Gunahon Ka Devta (1967)
Kundan is a lover of wine, women and gambling, yet he is a handsome young man of golden heart. He falls head over heels for Kesar, a tom-boyish, upright and fearless girl of heroic heart, with do-or-die decision. Kesar spurns him and her scorn for him intensify the flames for love in his heart. Yet Kesar with all the qualities of head and heart, is a helpless have-not. She is unable to keep away the mercinary, wealthy and resourceful Lala Kakumatari, who is as old as her late father would have been, from the altar of marriage. Simultaneously with the conquest of Keasr by marriage, Hakumat Rai for a large amount because of Diwans determination to commit suicide on being told to do that by Kesar, whom he loved with the zeal of a Majnu. Kesar runs away from the altar on the eve of marriage and Kundan, just to save her from the clutches of Hakumat Rai takes her to his some as a wife. Kesar poses as Kundan's wife under compulsion because she hated the very sight of Hakumat Rai. She is welcomed by Kundans old mother and the family. Yet Kesar refuses to be a wife to Kundan And Kundan sumbits to her decision. He promises to protect her from villians till the man, she loves, arrives on the scene. Frustration in love drives Kundan further in the mire of nautch girls and to gambling dens. The agony of Kundan's mother and his family works on the mind of Kesar who takes upon herself the duty of lifting Kundan up from his world of sin-and in her attempt to achieve her goal, she even stakes her sight and goes blind. Hakumat Rai now strikes with the fury of a waiting hawk. He usurps the house of Kundan and drives out his family in the streets.

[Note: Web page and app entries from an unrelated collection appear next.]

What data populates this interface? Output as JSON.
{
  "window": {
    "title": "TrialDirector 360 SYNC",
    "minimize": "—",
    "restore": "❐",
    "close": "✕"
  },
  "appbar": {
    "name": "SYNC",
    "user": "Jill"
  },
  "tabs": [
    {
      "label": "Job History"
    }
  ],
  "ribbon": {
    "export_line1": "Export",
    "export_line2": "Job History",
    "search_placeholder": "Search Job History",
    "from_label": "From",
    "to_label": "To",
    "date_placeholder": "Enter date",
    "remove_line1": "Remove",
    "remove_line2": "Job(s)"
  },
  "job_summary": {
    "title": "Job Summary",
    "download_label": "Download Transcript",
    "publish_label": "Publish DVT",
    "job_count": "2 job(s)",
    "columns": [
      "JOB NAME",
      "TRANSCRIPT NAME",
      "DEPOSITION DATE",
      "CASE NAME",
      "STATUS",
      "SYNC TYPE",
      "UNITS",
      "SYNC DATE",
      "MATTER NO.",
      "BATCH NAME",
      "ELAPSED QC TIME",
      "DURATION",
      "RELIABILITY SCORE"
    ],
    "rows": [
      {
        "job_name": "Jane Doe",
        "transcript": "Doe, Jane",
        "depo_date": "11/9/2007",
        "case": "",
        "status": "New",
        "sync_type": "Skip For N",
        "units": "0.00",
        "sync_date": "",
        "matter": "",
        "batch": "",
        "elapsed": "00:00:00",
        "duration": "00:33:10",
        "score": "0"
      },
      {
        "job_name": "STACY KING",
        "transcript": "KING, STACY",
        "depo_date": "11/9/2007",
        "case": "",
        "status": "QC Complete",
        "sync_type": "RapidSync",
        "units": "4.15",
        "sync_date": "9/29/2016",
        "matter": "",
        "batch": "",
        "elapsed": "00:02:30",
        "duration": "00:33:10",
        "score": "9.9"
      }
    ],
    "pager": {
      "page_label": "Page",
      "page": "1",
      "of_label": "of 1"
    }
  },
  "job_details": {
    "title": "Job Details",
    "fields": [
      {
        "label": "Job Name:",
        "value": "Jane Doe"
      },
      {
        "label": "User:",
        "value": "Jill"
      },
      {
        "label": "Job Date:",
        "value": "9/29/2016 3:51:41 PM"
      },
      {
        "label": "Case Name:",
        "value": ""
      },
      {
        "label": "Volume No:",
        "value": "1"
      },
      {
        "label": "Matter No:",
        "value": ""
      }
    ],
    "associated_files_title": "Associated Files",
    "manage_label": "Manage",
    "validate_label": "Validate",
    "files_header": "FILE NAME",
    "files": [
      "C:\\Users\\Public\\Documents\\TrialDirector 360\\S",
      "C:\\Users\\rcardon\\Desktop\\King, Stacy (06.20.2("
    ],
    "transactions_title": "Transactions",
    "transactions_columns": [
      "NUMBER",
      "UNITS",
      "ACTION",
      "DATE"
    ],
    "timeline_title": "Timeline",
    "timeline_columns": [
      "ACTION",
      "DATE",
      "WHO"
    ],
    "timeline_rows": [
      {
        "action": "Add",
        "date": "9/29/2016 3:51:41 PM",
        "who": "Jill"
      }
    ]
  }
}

He manoeuvres to get Kundan arrested by the police and now Kesar, with a final attempt to save Kundan and his family, agrees to marry the wicked Lala, who is now all set to kill Diwana for his insured money and grab the girl as well as money. Just a day before the eventful marriage Kundan is released. Now he has to decide whether he should continue to a symbol of Sin for the gratification of his senses or a Devta, a symbol of service to his people.